- Stressed growth in leaves, canes, and blooms. This appears as growth that doesn’t look normal. Stunted, dwarfed growth in canes, narrow leaves, and odd looking blooms.
- Bunching of stems, clustering, broom like appearance of stems giving it the name of witches broom of roses.
- Bright red leaves and stems (not always abnormal, as in many rose cultivars, fresh new growth can be red or crimson). Look for mottled coloration and redness that doesn’t go away. This growth will also appear unusual.
- Overall decline and eventual death of the plant.
Rose Rosette Disease is caused by a virus that is spread by a mite that feeds on roses called eriophyid mite also known as the rose leaf curl mite. These are not spider mites, but much smaller mites that are almost impossible to see with the naked human eye. They move on wind currents from rose to rose. It’s thought that this virus first showed up in wild, native rose populations in the US. It then spread to multiflora roses which are considered invasive, imported from Asia to serve as a plant solution for windbreaks and screens. From these invasive roses, the virus spread to infect landscape roses including the once thought to be disease resistant Knock-Out Roses series, and the Drift series.

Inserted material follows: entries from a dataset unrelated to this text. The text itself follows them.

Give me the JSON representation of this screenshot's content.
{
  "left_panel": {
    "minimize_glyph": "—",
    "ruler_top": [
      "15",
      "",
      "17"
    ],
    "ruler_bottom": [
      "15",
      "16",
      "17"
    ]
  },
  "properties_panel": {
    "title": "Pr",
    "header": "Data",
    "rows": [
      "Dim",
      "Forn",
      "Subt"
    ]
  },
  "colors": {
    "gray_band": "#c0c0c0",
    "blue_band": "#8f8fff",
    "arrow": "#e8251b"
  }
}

Because gardeners and landscapers have relied so heavily on both the Knock-Out and Drift series of roses for their ease of care and beauty, the Rose Rosette Disease has done a lot of damage in wide areas. It’s not known why some roses still seem resistant to Rose Rosette, but it’s been shown that Knock-Out and Drift roses are not immune.
What do you need to do if your roses have the Rose Rosette disease?

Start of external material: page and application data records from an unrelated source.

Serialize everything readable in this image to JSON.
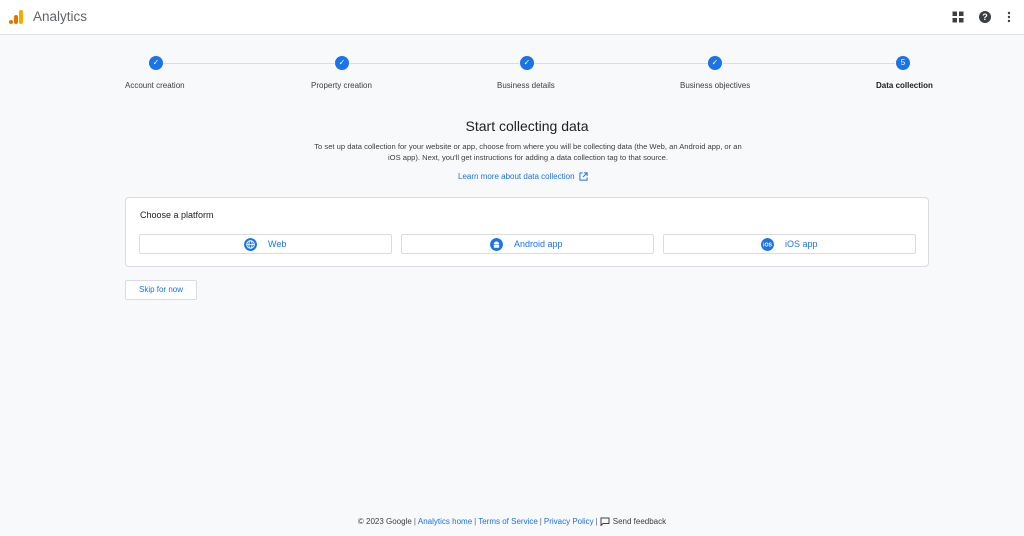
{
  "header": {
    "app_title": "Analytics",
    "icons": [
      "analytics-logo",
      "apps-grid-icon",
      "help-icon",
      "more-vert-icon"
    ]
  },
  "stepper": {
    "steps": [
      {
        "label": "Account creation",
        "state": "done",
        "marker": "✓"
      },
      {
        "label": "Property creation",
        "state": "done",
        "marker": "✓"
      },
      {
        "label": "Business details",
        "state": "done",
        "marker": "✓"
      },
      {
        "label": "Business objectives",
        "state": "done",
        "marker": "✓"
      },
      {
        "label": "Data collection",
        "state": "active",
        "marker": "5"
      }
    ]
  },
  "main": {
    "heading": "Start collecting data",
    "description": "To set up data collection for your website or app, choose from where you will be collecting data (the Web, an Android app, or an iOS app). Next, you'll get instructions for adding a data collection tag to that source.",
    "learn_more": "Learn more about data collection"
  },
  "platform_card": {
    "title": "Choose a platform",
    "options": [
      {
        "label": "Web",
        "icon": "globe-icon"
      },
      {
        "label": "Android app",
        "icon": "android-icon"
      },
      {
        "label": "iOS app",
        "icon": "ios-icon"
      }
    ]
  },
  "actions": {
    "skip_label": "Skip for now"
  },
  "footer": {
    "copyright": "© 2023 Google",
    "links": [
      "Analytics home",
      "Terms of Service",
      "Privacy Policy"
    ],
    "feedback": "Send feedback"
  },
  "colors": {
    "accent": "#1a73e8",
    "background": "#f8f9fa",
    "logo_orange": "#f9ab00",
    "logo_dark_orange": "#e37400"
  }
}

- Destroy the plant – dig up plant and roots, then bag and destroy
- Limit use of the surrounding soil
- Remove multiflora roses within 100 yards of roses – if cannot then try not to plant roses downwind from the multiforas
- Watch for regrowth from any remaining roots and remove
- Avoid planting any new rose varieties back in the same soil
My ag inspector who lives down the road, stopped by recently and we talked about this rose issue. Her information said the soil where diseased plants were located could be tainted for up to 5 years.
Preventing Rose Rosette Disease
The mite is extremely difficult to kill, as typical mite killing chemicals don’t often work well on this species of mite. However, some pesticides may offer some protection such as Sevin, bifenthrin, horticultural oils and insecticidal soap when applied weekly during June and July.
The best course of action is prevention. When receiving your roses, inspect them carefully and look for the above signs of Rose Rosette. Only plant disease-free rose plants. When planting, give your roses plenty of room to breathe and allow air to circulate, as this can help keep the mites from spreading from one plant to another, although this isn’t very foolproof. And finally, don’t rely on one type of rose in your landscape. We’re not referring to color. Instead choose different species. If there are multiflora roses growing wild nearby, consider destroying them if possible as the mite can catch a summer breeze to your roses.
We hope this helps you avoid and end your infestation of Rose Rosette. It’s a heartbreaking disease, but with proper prevention and planning, you can avoid or diminish its effects on your garden and landscape.
We are committed to monitoring the new growth of our roses coming in from different growers. The Knockout and Drift Roses are anticipated to be in short supply over the next couple of years as many growers will be discontinuing their growing rights for these plants due to this terrible disease.